Wednesday, April 25, 2018

Friends Are Better Than Chocolate?

Altruism has always been an intriguing aspect of evolutionary selection. It seems very counterintuitive to have animals sacrificing resources (or even themselves) to save others. Sometimes these acts of valor are committed for animals that are not even the direct descendants or relatives, which makes appear to be even more illogical.
The whole mindset of looking at selfless behavior as something that is evolutionarily altruistic provides an interesting perspective. When we help out a friend or a family member, are we doing that because we care or because of our own evolutionary tendencies?
A recent study conducted by researchers at the Kwansei Gakuin University in Japan shed some interesting light on the whole concept of altruism. Rats, which are generally associated with sewers and filth, were studied to observe their social dynamics. Interestingly, when provided the ability to choose between chocolate and saving another drowning rat, the rats decided to save the other animal. The research project altered the experimental setting to provide insight, and even studied scenarios where the compartment with the drowning rat was actually dry. The rats only opted to open the door for the test subject when it was actually in danger. When provided with two doors (one with chocolate, the other with a drowning rat), the majority of the trial resulted in the experimental rat saving the drowning rat, despite the fact that chocolate is a desirable food source for the animals.
I was surprised by this finding. Though I have studied altruism in many courses, I never expected it to be prevalent in this specific species. This does not directly relate to humans, however the study of altruism has sparked an interesting debate in how it can be applied to human social dynamics. For animal species, altruism and selfless behavior have always been explained as actions that are evolutionarily beneficial for the selfless animal. For humans, the discussion changes. Are we truly dictated by natural selection in the same way as other species? Are our selfless actions actually just for our own evolutionary benefit? The intersection of evolution and social factors have not been fully studied, in humans or any other species.
Regardless, it is intriguing that the rats chose long term resources (the benefit of sociality in rats) over the immediate source of food. Though this project did not conclusively explain any of the aspects of altruism in the rats, it did demonstrate that altruism is a powerful force in decision making, potentially strong enough to dictate our own actions. The study of human evolution is still a young movement, but with the progress that researchers are making with other species, it will be interesting to see what light that may shed upon our understanding over our own evolutionary tendencies.

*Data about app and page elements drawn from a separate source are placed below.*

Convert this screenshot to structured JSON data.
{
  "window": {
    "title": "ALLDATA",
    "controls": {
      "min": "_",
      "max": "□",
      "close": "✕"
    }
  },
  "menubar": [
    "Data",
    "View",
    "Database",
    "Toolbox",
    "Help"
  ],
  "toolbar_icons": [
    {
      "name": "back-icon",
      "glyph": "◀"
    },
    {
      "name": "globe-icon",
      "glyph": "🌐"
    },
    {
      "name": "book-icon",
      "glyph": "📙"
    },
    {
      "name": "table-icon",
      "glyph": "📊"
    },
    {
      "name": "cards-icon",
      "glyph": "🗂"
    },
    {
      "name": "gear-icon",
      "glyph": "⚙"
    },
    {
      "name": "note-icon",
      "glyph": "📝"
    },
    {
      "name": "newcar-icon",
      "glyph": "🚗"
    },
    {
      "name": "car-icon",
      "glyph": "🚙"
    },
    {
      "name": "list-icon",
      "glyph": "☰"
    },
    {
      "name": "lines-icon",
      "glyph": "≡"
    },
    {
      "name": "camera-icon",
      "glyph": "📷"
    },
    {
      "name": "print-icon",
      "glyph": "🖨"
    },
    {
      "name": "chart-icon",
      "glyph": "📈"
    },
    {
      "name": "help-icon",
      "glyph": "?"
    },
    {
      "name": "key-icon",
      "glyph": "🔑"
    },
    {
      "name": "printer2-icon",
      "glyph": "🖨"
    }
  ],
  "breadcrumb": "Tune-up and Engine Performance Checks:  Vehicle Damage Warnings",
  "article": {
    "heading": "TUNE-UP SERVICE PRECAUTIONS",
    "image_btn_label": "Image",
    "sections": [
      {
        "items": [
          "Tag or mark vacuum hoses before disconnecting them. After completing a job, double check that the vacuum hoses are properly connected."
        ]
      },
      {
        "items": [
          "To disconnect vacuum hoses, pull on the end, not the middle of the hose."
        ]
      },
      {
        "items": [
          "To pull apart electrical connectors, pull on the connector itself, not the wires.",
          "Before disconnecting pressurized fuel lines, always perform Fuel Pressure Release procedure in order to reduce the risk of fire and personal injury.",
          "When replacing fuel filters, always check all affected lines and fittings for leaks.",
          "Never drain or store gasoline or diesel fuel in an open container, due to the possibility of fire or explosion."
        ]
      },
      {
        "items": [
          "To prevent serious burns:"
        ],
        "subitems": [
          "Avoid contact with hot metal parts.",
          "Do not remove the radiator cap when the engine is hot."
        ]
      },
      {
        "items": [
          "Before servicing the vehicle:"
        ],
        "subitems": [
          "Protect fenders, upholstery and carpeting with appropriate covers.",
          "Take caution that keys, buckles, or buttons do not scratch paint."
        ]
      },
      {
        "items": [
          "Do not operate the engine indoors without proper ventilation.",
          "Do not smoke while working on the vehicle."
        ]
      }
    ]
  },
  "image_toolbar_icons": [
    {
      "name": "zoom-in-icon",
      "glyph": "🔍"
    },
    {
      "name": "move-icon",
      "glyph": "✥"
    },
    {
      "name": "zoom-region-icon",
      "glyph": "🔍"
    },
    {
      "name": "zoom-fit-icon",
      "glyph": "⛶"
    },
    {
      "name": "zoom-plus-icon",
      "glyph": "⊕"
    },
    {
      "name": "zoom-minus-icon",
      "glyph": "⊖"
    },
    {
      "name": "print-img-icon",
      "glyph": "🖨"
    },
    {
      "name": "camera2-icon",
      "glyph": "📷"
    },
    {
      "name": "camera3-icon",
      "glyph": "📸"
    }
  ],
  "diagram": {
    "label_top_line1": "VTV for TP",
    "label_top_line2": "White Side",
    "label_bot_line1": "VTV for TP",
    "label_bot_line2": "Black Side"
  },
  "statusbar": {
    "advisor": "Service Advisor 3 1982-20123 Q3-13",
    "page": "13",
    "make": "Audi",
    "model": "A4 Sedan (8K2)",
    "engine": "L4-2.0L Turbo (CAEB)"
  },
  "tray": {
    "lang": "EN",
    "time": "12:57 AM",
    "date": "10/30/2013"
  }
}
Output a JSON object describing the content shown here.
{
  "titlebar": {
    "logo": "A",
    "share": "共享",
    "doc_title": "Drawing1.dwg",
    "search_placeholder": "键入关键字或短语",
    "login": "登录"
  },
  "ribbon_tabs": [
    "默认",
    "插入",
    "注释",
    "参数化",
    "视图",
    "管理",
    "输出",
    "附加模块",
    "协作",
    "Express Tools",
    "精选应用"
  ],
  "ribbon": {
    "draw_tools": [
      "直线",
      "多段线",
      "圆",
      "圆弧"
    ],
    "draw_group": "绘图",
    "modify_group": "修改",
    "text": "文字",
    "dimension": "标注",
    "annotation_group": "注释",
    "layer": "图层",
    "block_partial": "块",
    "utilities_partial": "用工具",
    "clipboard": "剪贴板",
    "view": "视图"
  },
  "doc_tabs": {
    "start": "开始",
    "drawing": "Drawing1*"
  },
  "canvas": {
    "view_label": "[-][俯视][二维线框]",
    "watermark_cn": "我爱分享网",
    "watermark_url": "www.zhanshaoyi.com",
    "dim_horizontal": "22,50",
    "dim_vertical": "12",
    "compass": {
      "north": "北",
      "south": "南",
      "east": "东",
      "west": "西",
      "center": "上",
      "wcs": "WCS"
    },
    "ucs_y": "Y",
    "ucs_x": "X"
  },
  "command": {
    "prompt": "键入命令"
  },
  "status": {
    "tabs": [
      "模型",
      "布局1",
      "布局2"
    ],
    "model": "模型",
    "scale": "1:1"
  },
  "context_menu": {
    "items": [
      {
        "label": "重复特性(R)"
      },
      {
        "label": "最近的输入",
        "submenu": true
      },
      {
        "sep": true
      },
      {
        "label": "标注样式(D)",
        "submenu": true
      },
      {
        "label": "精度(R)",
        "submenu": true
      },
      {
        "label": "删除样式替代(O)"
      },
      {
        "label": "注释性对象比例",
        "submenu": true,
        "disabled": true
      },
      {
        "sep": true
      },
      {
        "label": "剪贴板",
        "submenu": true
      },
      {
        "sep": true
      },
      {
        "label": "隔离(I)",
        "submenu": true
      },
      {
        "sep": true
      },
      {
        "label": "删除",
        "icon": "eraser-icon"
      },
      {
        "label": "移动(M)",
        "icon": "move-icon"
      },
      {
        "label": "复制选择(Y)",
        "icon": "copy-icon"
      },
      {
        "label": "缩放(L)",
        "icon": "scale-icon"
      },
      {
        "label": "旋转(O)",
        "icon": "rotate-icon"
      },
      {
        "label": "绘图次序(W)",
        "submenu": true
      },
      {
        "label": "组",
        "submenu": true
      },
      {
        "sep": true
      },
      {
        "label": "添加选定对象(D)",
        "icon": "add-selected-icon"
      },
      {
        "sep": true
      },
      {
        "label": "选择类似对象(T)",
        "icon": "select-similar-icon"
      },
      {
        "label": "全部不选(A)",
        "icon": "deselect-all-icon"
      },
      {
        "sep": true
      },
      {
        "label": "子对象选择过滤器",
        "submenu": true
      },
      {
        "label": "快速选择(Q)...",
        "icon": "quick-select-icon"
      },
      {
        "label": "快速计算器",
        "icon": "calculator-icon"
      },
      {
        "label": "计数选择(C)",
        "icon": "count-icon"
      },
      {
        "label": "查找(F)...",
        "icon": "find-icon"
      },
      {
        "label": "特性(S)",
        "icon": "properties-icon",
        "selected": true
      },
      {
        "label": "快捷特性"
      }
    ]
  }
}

Harris Jackson (Week 1)

Citations and links:

Bartal, I. B. A., Decety, J., & Mason, P. (2011). Empathy and pro-social behavior in rats. Science, 334(6061), 1427-1430.

Sato, N., Tan, L., Tate, K., & Okada, M. (2015). Rats demonstrate helping behavior toward a soaked conspecific. Animal cognition, 18(5), 1039-1047.

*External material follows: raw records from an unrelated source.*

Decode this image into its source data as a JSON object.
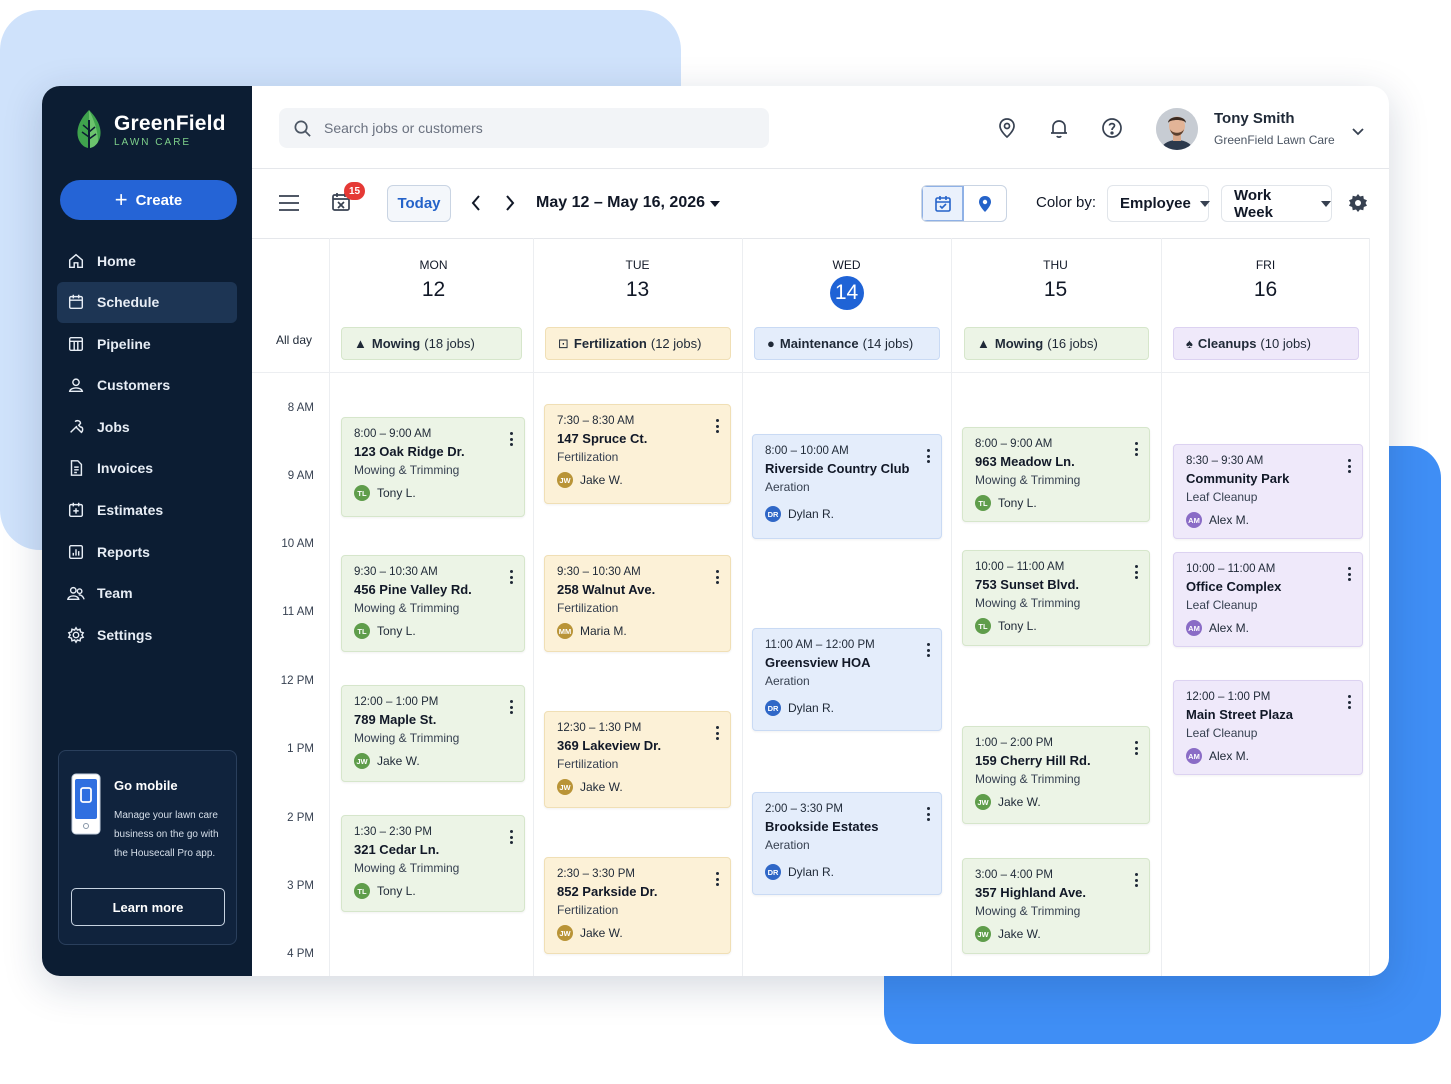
{
  "brand": {
    "name": "GreenField",
    "tagline": "LAWN CARE"
  },
  "sidebar": {
    "create_label": "Create",
    "items": [
      {
        "label": "Home",
        "icon": "home-icon"
      },
      {
        "label": "Schedule",
        "icon": "calendar-icon",
        "active": true
      },
      {
        "label": "Pipeline",
        "icon": "pipeline-icon"
      },
      {
        "label": "Customers",
        "icon": "person-icon"
      },
      {
        "label": "Jobs",
        "icon": "wrench-icon"
      },
      {
        "label": "Invoices",
        "icon": "invoice-icon"
      },
      {
        "label": "Estimates",
        "icon": "estimate-icon"
      },
      {
        "label": "Reports",
        "icon": "reports-icon"
      },
      {
        "label": "Team",
        "icon": "team-icon"
      },
      {
        "label": "Settings",
        "icon": "gear-icon"
      }
    ],
    "mobile": {
      "title": "Go mobile",
      "description": "Manage your lawn care business on the go with the Housecall Pro app.",
      "button": "Learn more"
    }
  },
  "header": {
    "search_placeholder": "Search jobs or customers",
    "user_name": "Tony Smith",
    "user_org": "GreenField Lawn Care"
  },
  "toolbar": {
    "badge_count": "15",
    "today_label": "Today",
    "date_range": "May 12 – May 16, 2026",
    "color_by_label": "Color by:",
    "color_by_value": "Employee",
    "view_value": "Work Week"
  },
  "calendar": {
    "allday_label": "All day",
    "times": [
      "8 AM",
      "9 AM",
      "10 AM",
      "11 AM",
      "12 PM",
      "1 PM",
      "2 PM",
      "3 PM",
      "4 PM"
    ],
    "days": [
      {
        "name": "MON",
        "num": "12",
        "today": false,
        "allday": {
          "category": "Mowing",
          "count": "(18 jobs)",
          "icon": "grass-icon",
          "color": "g"
        }
      },
      {
        "name": "TUE",
        "num": "13",
        "today": false,
        "allday": {
          "category": "Fertilization",
          "count": "(12 jobs)",
          "icon": "fertilizer-icon",
          "color": "y"
        }
      },
      {
        "name": "WED",
        "num": "14",
        "today": true,
        "allday": {
          "category": "Maintenance",
          "count": "(14 jobs)",
          "icon": "drop-icon",
          "color": "b"
        }
      },
      {
        "name": "THU",
        "num": "15",
        "today": false,
        "allday": {
          "category": "Mowing",
          "count": "(16 jobs)",
          "icon": "grass-icon",
          "color": "g"
        }
      },
      {
        "name": "FRI",
        "num": "16",
        "today": false,
        "allday": {
          "category": "Cleanups",
          "count": "(10 jobs)",
          "icon": "leaf-icon",
          "color": "p"
        }
      }
    ],
    "events": [
      [
        {
          "time": "8:00 – 9:00 AM",
          "address": "123 Oak Ridge Dr.",
          "service": "Mowing & Trimming",
          "initials": "TL",
          "tech": "Tony L."
        },
        {
          "time": "9:30 – 10:30 AM",
          "address": "456 Pine Valley Rd.",
          "service": "Mowing & Trimming",
          "initials": "TL",
          "tech": "Tony L."
        },
        {
          "time": "12:00 – 1:00 PM",
          "address": "789 Maple St.",
          "service": "Mowing & Trimming",
          "initials": "JW",
          "tech": "Jake W."
        },
        {
          "time": "1:30 – 2:30 PM",
          "address": "321 Cedar Ln.",
          "service": "Mowing & Trimming",
          "initials": "TL",
          "tech": "Tony L."
        }
      ],
      [
        {
          "time": "7:30 – 8:30 AM",
          "address": "147 Spruce Ct.",
          "service": "Fertilization",
          "initials": "JW",
          "tech": "Jake W."
        },
        {
          "time": "9:30 – 10:30 AM",
          "address": "258 Walnut Ave.",
          "service": "Fertilization",
          "initials": "MM",
          "tech": "Maria M."
        },
        {
          "time": "12:30 – 1:30 PM",
          "address": "369 Lakeview Dr.",
          "service": "Fertilization",
          "initials": "JW",
          "tech": "Jake W."
        },
        {
          "time": "2:30 – 3:30 PM",
          "address": "852 Parkside Dr.",
          "service": "Fertilization",
          "initials": "JW",
          "tech": "Jake W."
        }
      ],
      [
        {
          "time": "8:00 – 10:00 AM",
          "address": "Riverside Country Club",
          "service": "Aeration",
          "initials": "DR",
          "tech": "Dylan R."
        },
        {
          "time": "11:00 AM – 12:00 PM",
          "address": "Greensview HOA",
          "service": "Aeration",
          "initials": "DR",
          "tech": "Dylan R."
        },
        {
          "time": "2:00 – 3:30 PM",
          "address": "Brookside Estates",
          "service": "Aeration",
          "initials": "DR",
          "tech": "Dylan R."
        }
      ],
      [
        {
          "time": "8:00 – 9:00 AM",
          "address": "963 Meadow Ln.",
          "service": "Mowing & Trimming",
          "initials": "TL",
          "tech": "Tony L."
        },
        {
          "time": "10:00 – 11:00 AM",
          "address": "753 Sunset Blvd.",
          "service": "Mowing & Trimming",
          "initials": "TL",
          "tech": "Tony L."
        },
        {
          "time": "1:00 – 2:00 PM",
          "address": "159 Cherry Hill Rd.",
          "service": "Mowing & Trimming",
          "initials": "JW",
          "tech": "Jake W."
        },
        {
          "time": "3:00 – 4:00 PM",
          "address": "357 Highland Ave.",
          "service": "Mowing & Trimming",
          "initials": "JW",
          "tech": "Jake W."
        }
      ],
      [
        {
          "time": "8:30 – 9:30 AM",
          "address": "Community Park",
          "service": "Leaf Cleanup",
          "initials": "AM",
          "tech": "Alex M."
        },
        {
          "time": "10:00 – 11:00 AM",
          "address": "Office Complex",
          "service": "Leaf Cleanup",
          "initials": "AM",
          "tech": "Alex M."
        },
        {
          "time": "12:00 – 1:00 PM",
          "address": "Main Street Plaza",
          "service": "Leaf Cleanup",
          "initials": "AM",
          "tech": "Alex M."
        }
      ]
    ]
  }
}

1 comment:

  1. I agree with you that it is certainly fascinating to know that rats would choose long term resources over immediate source of food. It seems to me that people just assume that animals are animals and they only exert "animal-like" behavior of something like savages. I guess rats have their own personalities too and this makes me really wonder what goes on in their heads.

    -Catherine Tsang (3)